All the Ways the Light Comes In, 2007
“For more than fifty-five years he has gone into his studio every morning between 7:00 and 7:30 a.m. and stayed until at least 6:30 p.m. for the sole purpose of making drawings. If he has no work, he will make some up. Either way, no matter what else is going on, he will have to go to the studio between 7:00 and 7:30 a.m. and stay until 6:30 p.m.”
Paula Sher on Seymour Chwast
An eclectic mix of writers, musicians, painters and sculptors passed through our house when I was young. Back then, I thought they just put themselves in the right setting and the muse flowed through them in a single elegant motion.
How naïve I was.
Later on I realized how hard their work was, and for some how depression, alcoholism, toxic relationships and relationships lost were among the costs of that creativity. Yet, like Seymour Chwast, they could no more think of not practicing their art than they could stop breathing. Regardless of the mess it created, it’s who they were and what they were going to do.

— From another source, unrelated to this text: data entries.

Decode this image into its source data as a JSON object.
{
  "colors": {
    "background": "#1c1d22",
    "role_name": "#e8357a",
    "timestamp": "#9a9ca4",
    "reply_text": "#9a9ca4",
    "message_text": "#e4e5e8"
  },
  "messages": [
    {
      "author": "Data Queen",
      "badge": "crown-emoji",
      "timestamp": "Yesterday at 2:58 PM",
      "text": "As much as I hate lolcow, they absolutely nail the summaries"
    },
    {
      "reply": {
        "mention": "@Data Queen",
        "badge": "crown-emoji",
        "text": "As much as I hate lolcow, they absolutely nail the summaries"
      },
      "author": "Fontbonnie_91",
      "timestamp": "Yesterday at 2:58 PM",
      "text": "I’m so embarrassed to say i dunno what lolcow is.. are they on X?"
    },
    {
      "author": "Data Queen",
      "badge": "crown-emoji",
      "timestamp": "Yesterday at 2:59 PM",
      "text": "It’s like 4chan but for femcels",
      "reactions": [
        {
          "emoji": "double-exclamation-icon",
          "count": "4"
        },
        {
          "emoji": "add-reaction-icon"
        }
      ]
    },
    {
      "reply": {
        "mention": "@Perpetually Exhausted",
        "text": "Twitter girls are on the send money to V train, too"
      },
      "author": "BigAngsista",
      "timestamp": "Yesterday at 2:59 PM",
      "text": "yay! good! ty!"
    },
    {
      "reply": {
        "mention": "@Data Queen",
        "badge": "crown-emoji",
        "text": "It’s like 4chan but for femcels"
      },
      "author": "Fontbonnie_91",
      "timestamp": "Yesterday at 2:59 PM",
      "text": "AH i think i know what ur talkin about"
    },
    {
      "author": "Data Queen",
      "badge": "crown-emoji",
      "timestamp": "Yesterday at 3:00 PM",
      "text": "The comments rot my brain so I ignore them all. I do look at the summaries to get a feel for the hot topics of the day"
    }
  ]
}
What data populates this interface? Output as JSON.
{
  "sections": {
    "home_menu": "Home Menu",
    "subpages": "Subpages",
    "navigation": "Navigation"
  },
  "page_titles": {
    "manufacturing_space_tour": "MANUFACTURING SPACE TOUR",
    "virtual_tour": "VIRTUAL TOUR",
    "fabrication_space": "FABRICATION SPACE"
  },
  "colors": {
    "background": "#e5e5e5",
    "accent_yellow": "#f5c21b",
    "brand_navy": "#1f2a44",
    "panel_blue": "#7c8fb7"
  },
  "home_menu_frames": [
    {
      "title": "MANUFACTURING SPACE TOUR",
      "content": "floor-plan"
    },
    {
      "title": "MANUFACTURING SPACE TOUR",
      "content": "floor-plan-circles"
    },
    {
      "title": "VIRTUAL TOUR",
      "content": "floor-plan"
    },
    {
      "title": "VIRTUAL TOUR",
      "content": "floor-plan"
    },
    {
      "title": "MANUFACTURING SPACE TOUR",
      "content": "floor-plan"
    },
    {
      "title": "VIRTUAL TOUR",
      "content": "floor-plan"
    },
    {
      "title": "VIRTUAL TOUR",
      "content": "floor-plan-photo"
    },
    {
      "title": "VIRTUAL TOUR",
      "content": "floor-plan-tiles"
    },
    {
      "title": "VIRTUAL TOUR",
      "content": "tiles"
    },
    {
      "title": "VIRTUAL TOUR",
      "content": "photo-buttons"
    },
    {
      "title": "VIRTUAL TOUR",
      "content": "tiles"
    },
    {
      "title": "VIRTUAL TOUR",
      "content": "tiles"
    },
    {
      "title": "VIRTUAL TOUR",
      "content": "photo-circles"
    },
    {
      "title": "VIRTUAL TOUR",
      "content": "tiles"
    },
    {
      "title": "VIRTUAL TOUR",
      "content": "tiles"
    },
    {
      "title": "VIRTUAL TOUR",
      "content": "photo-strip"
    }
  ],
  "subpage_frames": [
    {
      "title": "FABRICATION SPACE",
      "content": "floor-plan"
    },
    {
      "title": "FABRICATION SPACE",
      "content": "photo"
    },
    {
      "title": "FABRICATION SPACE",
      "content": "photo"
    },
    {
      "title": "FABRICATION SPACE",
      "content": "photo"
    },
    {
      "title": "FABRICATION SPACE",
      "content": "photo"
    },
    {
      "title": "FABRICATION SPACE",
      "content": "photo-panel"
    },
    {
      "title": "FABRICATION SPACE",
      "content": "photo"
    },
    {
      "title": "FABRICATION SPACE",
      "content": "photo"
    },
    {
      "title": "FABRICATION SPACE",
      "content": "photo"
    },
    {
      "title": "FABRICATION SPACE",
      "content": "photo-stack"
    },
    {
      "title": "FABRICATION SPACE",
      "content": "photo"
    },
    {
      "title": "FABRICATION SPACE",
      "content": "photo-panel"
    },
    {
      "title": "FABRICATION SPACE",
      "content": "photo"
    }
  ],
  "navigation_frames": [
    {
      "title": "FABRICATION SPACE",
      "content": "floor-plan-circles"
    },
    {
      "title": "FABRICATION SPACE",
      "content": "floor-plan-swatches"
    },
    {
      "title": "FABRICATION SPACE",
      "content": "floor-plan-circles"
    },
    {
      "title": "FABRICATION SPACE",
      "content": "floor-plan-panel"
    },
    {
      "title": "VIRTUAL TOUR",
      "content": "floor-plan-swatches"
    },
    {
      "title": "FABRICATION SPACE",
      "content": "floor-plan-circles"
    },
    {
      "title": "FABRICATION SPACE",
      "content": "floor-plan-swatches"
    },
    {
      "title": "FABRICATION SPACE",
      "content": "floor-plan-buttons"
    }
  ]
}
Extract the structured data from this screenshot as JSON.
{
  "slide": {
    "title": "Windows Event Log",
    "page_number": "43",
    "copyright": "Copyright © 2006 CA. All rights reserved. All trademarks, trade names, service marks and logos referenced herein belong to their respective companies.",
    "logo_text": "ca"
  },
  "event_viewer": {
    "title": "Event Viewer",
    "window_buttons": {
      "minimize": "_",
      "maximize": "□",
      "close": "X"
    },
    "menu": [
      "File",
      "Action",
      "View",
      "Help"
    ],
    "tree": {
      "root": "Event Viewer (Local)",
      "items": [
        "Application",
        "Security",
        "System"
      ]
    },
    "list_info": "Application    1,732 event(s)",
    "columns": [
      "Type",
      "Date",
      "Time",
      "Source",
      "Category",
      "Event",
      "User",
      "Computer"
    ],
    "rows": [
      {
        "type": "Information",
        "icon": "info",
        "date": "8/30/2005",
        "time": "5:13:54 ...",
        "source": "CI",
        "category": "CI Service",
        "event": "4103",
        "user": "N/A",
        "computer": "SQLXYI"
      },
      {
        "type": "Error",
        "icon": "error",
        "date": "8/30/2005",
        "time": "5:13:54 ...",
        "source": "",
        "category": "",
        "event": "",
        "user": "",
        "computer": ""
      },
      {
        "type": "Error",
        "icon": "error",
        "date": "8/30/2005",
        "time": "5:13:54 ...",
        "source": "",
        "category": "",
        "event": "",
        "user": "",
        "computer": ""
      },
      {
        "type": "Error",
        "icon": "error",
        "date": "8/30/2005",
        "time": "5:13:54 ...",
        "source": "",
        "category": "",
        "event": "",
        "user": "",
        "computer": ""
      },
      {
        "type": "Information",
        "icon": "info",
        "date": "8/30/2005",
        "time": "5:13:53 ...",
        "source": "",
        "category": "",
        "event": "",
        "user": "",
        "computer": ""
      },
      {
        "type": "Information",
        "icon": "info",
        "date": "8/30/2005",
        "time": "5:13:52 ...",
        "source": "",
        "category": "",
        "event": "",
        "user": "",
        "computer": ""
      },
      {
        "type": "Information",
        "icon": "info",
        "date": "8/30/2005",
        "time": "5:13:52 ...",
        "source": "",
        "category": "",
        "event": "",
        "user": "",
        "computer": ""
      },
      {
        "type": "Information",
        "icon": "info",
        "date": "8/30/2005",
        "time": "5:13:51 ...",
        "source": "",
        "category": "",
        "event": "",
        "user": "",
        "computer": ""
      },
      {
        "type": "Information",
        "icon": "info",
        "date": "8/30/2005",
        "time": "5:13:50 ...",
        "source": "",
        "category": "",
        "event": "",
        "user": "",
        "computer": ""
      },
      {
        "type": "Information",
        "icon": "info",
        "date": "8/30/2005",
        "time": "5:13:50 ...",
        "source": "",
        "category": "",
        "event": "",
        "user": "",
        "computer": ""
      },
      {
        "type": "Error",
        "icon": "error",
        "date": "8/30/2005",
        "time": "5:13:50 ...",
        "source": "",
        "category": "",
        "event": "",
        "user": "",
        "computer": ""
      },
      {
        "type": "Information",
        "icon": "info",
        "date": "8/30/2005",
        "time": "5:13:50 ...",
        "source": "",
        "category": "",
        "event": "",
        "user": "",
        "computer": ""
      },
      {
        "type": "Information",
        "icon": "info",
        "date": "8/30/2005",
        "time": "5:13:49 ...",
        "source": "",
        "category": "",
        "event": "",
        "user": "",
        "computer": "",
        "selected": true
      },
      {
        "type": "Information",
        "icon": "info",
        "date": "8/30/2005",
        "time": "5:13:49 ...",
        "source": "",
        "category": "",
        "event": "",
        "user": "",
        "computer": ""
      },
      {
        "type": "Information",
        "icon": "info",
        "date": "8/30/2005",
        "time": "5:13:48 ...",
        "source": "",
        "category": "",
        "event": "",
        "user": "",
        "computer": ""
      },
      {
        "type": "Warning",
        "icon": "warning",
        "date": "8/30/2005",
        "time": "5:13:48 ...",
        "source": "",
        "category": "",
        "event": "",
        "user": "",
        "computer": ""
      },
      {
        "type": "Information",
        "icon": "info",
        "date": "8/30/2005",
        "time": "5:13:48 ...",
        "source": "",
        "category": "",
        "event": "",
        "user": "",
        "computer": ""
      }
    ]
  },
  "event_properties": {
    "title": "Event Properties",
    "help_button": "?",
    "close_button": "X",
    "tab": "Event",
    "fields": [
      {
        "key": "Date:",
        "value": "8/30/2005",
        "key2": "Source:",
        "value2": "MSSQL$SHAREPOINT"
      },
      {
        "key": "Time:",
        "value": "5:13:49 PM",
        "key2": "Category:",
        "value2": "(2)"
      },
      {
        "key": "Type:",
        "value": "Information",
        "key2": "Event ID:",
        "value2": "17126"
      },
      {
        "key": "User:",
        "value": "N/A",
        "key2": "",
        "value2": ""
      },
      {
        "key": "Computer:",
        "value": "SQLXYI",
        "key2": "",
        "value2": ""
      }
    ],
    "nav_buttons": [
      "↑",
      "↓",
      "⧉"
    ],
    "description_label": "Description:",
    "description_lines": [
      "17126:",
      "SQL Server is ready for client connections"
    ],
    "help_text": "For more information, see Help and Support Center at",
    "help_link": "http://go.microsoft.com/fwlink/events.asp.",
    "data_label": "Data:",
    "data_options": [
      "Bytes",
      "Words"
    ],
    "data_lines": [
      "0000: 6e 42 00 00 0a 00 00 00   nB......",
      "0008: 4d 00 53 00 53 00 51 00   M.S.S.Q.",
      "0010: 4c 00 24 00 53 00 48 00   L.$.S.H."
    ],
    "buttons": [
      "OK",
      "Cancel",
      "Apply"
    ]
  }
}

Most of my friends today who pursue lives in music and art have day jobs that distract them from this pursuit. One friend, a marketing guy by day, rises at 5:00 a.m. each morning and spends an hour and a half in front of a typewriter writing poetry, or sometimes screenplays. Sometimes the words come easily and sometimes they fight him. But each day he spends that hour and a half in front of the keyboard, whether anything ends up on the page, or not.
Some years ago I read an account of how, when his children were young, Francis Ford Coppola challenged each of them to “do something creative every day.” As a result, Coppola family dinners were accompanied by lively recollections of the day’s serious and not-so-serious creative explorations.
Coppola knew that it wasn’t the actual result that mattered. Rather, it was all about the habit of making time every day to become sensitized in order to be receptive to creative inspiration.
When I joined an online photo sharing community in the spring of 2003, I figured that if I posted a single picture most every day of the year, I’d have at least a few at the end of each year of which I could be proud. I've been doing it for six years now. Some times I have a long string of pictures on a single theme, or from a single place. But some times, if there’s no backlog of photos to dip into, I’ll have to run out into the yard or look elsewhere in search of a subject. One day it was raining and I photographed my own foot. Two short series that resulted from the need to find something creative in every day, no matter how mundane, are Borders and At My Feet.
By the way, if you’re a fan of Seymour Chwast, there’s a wonderful new book just out about him. The book includes an introductory essay by Stephen Heller, another by Chwast’s wife, Paula Sher, and still another Q&A interview of Seymour Chwast conducted by Seymour Chwast.